With winter behind us, spring will bring maximum pasture growth, but unfortunately, it’s also the best time of the year for parasites. While more rainfall is needed in most districts, what has arrived will be more than enough to keep worms and blowflies in the game.
A lot of lambs will be weaned in the next few weeks, so it’s important that they are not held back by worm burdens. And it is also time to ensure that flystrike management is planned ahead of the main risk period.
Lambs and worms
Lambs are at the most worm-susceptible time of their lives from about 3 to 9 months of age, for two main reasons:
Whether lambs are exposed to many worm larvae or relatively few depends on how heavily worm-contaminated the paddock may be, determined by the season and worm control measures in the ewes. However, we generally don’t know this, so we have to assume that worms will be a risk from now until the pasture dries off, or the sheep go onto crop stubbles.
Action: In almost all cases, it must be assumed that lambs have significant worm burdens by 12–16 weeks of age, or that significant burdens will develop by that time. A drench should, therefore, be given if lambs are weaned at about this time, ideally at 12–14 weeks.
If lambs are not to be weaned then (such as prime lambs), a drench at this time is still recommended. Meat and Livestock Australia (MLA)-supported research in Western Australia has shown that significant reductions in final slaughter weight can occur if moderate worm burdens persist in growing lambs, but often these will be “invisible” and the usual signs of worms won’t be seen. Waiting until prime lambs are weaned before thinking about worms can be costly.
As an exception to the above, if programs to reduce worms ahead of lambing were followed, worm burdens in lambs may be low. This could be where ewes were drenched and moved to low-worm paddocks, or where long-acting drenches were used.
Worm egg counts on the lambs will tell the story—but don’t be fooled by “lowish” counts. A mob-average count as low as 100 eggs per gram would not indicate that worms are an immediate problem, but immature worms may be developing inside the animal, and worm counts may become significant within a short time.

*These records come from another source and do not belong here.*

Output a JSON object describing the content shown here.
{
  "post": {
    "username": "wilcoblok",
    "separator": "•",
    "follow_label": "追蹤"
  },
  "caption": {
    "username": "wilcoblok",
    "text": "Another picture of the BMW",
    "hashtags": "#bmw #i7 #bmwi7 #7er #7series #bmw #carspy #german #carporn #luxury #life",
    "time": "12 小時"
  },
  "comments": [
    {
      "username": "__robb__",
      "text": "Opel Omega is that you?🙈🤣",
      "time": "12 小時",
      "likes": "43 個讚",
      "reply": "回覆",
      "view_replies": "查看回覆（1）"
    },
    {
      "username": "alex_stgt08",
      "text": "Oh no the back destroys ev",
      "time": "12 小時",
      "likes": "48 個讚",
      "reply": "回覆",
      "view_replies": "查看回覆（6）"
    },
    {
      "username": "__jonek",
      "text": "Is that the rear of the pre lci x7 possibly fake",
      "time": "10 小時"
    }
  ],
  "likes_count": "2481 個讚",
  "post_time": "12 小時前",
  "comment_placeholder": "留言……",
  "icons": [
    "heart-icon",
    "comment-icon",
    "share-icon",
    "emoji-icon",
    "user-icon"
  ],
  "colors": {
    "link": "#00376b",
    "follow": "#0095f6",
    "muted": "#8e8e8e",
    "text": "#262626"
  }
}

If no drench is given at this time, make sure that further worm egg counts are taken over the weeks following weaning (or from 12 weeks onward), to keep lamb growth rates on track.
Drench resistance testing
Lambs are the ideal age group for checking the effectiveness of drenches. More details of resistance tests will be discussed next month, but if you’re planning a test shortly, head to “Tests” on the WormBoss website.
Scouring and dags are a bane of the life of sheep farmers, especially in the higher rainfall parts of the state. The problem is at the maximum in springtime when the blowfly risk is also at its peak, as dags are the main factor attracting flies.
A new review of the causes of scouring and how to manage it (“Dealing with Dags”), has just been released by Australian Wool Innovation—check the September issue of ‘Beyond the Bale ’.
Plans should be in train for dealing with the usual annual fly risk—the relatively dry year may reduce the problem in some areas, but it is always unpredictable and at times a disaster.
Many factors determine the best approach, based on the size and timing of the flystrike risk, various sheep factors, and the management options that are practical on the particular property.
There’s a good discussion of this on the FlyBoss website, starting with “Prepare a flystrike management plan”, on the front page.